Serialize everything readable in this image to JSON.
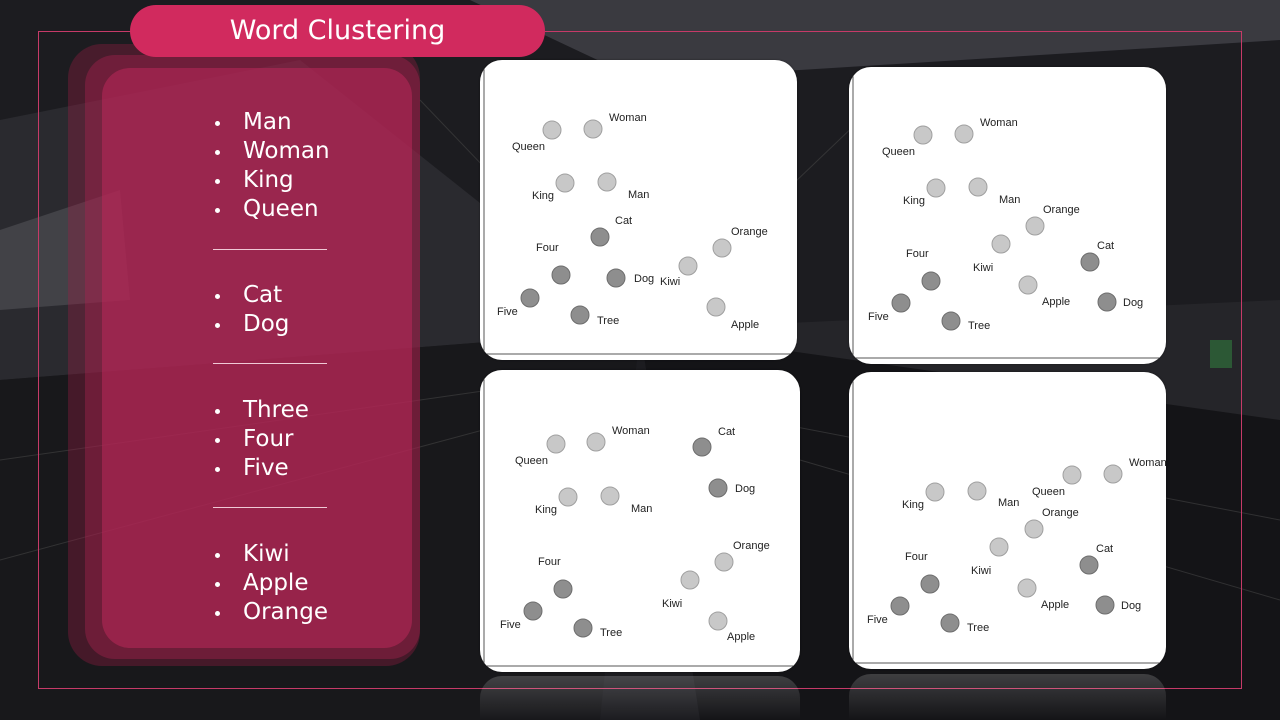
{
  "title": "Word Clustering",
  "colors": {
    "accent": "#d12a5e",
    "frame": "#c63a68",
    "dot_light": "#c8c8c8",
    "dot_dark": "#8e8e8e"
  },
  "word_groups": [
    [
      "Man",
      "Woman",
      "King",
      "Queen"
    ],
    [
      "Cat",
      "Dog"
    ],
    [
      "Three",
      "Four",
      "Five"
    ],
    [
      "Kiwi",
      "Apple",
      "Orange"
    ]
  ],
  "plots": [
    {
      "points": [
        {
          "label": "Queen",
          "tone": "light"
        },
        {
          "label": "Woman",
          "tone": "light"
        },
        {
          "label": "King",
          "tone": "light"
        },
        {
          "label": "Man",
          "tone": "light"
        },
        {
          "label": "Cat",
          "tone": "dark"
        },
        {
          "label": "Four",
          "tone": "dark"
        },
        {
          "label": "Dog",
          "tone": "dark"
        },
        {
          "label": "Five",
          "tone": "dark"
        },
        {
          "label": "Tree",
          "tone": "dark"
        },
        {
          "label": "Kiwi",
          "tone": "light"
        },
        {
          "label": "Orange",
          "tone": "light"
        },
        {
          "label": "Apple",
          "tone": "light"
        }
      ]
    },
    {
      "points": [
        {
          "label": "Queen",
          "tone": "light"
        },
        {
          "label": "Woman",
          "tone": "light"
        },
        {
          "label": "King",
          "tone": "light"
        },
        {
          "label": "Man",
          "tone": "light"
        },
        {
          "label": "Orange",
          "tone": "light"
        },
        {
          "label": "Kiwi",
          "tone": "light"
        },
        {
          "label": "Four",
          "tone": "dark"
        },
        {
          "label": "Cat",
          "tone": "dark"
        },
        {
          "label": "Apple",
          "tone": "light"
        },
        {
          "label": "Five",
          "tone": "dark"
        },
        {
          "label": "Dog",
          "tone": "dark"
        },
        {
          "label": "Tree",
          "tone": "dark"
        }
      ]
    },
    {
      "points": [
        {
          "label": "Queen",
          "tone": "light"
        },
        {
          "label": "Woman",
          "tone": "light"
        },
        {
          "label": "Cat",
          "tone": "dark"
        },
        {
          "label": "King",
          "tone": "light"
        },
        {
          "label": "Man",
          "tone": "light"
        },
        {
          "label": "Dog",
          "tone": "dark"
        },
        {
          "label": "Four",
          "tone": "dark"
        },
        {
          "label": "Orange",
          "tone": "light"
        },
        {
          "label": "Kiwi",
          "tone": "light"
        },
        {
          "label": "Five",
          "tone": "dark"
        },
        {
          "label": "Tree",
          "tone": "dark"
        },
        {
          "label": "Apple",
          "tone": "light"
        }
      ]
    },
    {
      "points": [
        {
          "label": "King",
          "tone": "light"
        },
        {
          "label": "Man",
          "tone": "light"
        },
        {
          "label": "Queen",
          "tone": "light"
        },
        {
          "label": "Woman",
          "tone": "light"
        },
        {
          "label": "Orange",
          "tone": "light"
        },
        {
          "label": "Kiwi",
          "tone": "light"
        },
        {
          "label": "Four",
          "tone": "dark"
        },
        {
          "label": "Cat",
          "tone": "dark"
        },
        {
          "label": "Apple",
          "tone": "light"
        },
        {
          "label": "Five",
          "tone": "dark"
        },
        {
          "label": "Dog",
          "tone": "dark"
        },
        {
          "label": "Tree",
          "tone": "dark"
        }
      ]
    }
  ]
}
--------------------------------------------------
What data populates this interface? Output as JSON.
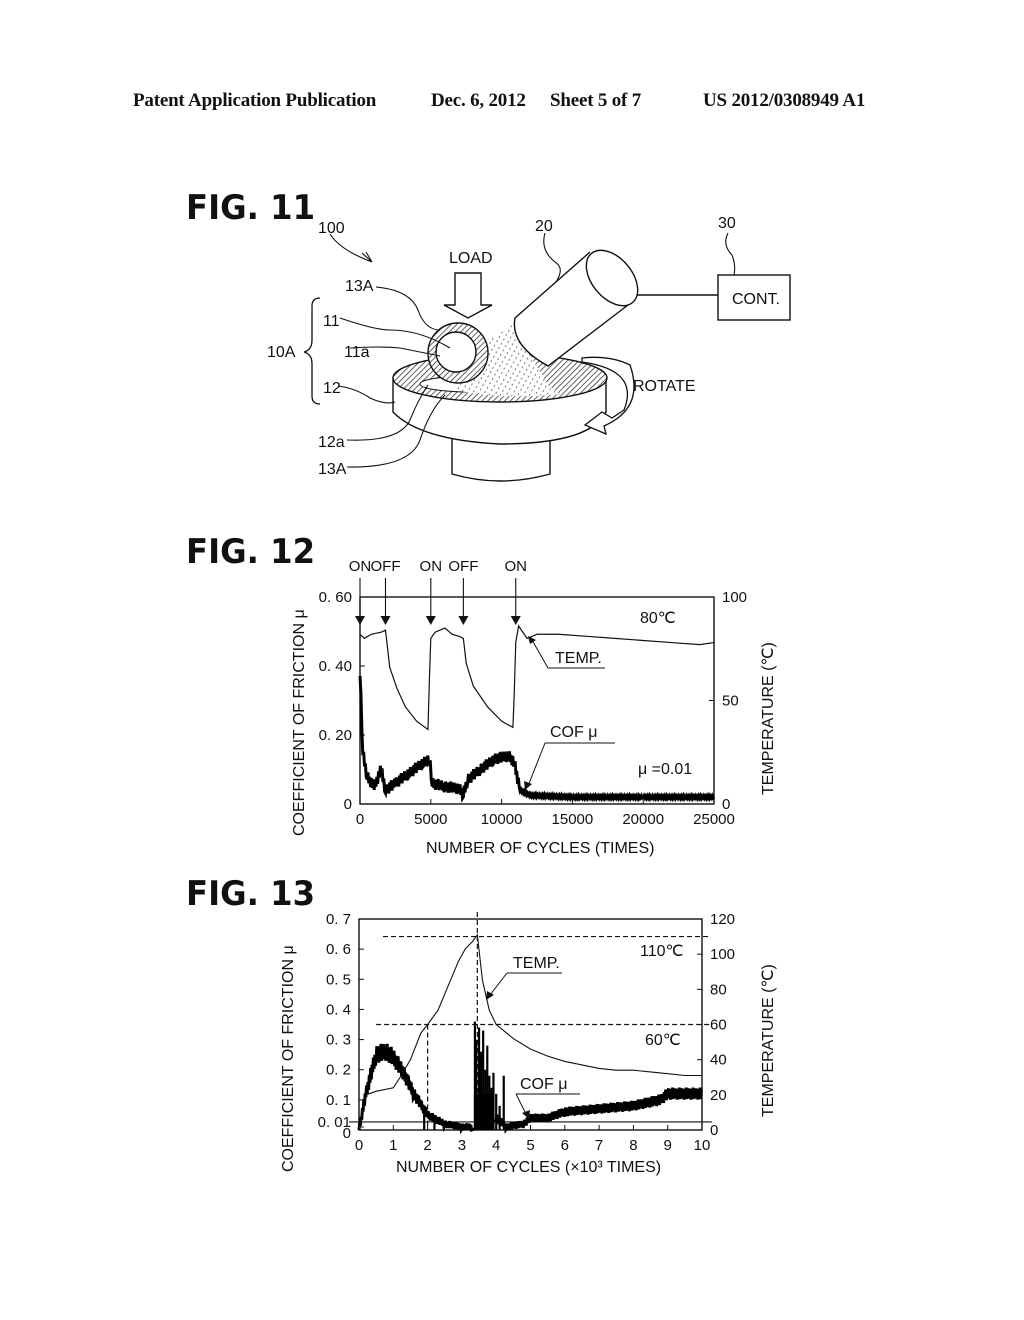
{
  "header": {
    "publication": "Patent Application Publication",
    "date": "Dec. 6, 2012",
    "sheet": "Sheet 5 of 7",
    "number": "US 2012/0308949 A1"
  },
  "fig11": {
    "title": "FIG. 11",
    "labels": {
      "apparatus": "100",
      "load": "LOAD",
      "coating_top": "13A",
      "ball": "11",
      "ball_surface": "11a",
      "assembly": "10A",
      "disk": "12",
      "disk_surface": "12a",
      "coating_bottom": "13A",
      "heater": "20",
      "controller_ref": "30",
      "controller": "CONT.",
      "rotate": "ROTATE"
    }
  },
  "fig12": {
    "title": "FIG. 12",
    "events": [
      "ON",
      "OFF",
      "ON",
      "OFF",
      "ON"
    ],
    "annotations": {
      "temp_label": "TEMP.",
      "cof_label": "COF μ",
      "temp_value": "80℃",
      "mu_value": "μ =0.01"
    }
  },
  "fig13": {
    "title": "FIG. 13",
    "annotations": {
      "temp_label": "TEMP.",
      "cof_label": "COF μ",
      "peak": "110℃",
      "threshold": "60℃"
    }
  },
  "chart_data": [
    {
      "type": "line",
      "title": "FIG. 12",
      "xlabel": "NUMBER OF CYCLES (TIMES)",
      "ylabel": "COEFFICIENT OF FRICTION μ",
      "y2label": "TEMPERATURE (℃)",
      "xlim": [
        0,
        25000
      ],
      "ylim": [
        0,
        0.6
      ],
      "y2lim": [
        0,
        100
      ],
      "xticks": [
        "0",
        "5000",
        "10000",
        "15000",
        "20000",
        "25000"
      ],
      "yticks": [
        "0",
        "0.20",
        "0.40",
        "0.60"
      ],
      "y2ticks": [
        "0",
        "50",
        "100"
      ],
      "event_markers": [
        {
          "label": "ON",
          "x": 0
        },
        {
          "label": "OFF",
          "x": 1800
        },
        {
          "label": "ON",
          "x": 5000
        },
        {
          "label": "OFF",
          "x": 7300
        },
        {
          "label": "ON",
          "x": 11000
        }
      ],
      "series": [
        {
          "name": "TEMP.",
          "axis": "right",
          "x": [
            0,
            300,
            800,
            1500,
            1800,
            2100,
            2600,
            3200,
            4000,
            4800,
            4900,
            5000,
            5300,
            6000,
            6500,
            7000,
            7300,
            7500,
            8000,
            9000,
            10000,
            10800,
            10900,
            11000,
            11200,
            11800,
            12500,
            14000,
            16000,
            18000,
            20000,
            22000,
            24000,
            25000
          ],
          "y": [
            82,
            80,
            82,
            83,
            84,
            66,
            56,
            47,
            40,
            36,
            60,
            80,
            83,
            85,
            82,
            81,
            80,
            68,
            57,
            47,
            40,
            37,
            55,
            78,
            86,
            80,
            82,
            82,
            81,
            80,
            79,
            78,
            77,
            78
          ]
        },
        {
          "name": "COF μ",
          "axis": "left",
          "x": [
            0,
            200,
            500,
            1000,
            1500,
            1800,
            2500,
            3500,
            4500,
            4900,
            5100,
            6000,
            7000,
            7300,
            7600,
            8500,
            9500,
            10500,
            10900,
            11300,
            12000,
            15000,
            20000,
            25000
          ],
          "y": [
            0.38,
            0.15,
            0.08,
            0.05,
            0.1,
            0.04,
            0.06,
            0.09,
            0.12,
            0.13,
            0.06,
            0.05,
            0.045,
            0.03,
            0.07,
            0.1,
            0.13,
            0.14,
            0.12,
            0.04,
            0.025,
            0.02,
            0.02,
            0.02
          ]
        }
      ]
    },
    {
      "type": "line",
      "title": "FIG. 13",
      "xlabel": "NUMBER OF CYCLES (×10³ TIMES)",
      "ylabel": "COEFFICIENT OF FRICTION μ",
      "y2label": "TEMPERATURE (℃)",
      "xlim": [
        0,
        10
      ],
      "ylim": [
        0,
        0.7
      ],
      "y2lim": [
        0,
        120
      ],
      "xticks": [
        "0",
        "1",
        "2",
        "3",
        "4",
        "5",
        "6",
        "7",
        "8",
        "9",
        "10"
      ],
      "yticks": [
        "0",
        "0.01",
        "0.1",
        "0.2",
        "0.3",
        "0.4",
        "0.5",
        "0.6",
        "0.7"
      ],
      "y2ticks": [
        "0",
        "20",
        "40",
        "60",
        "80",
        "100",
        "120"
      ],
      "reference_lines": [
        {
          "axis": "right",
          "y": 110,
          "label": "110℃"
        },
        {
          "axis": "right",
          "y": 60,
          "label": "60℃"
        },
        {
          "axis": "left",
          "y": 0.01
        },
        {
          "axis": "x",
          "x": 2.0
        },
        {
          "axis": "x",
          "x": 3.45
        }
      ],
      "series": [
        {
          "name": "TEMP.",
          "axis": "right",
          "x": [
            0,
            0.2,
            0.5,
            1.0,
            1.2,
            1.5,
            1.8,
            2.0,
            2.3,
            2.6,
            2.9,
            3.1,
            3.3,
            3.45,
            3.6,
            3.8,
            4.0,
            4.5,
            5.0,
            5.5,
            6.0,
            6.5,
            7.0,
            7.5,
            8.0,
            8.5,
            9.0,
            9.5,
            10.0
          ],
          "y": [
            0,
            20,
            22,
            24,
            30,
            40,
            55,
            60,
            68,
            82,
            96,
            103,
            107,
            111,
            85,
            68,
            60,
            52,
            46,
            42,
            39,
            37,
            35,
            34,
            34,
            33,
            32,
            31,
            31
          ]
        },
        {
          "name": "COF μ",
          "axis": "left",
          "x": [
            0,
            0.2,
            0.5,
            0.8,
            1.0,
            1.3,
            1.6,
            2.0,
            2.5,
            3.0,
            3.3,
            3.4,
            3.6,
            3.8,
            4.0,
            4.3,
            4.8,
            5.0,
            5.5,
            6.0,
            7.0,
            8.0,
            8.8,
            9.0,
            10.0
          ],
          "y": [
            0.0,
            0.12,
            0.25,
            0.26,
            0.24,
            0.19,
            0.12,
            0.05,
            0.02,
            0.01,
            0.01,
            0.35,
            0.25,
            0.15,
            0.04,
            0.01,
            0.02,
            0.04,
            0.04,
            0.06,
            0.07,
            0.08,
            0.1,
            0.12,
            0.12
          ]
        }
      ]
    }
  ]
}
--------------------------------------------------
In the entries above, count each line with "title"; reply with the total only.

◆ Your solution ◆
6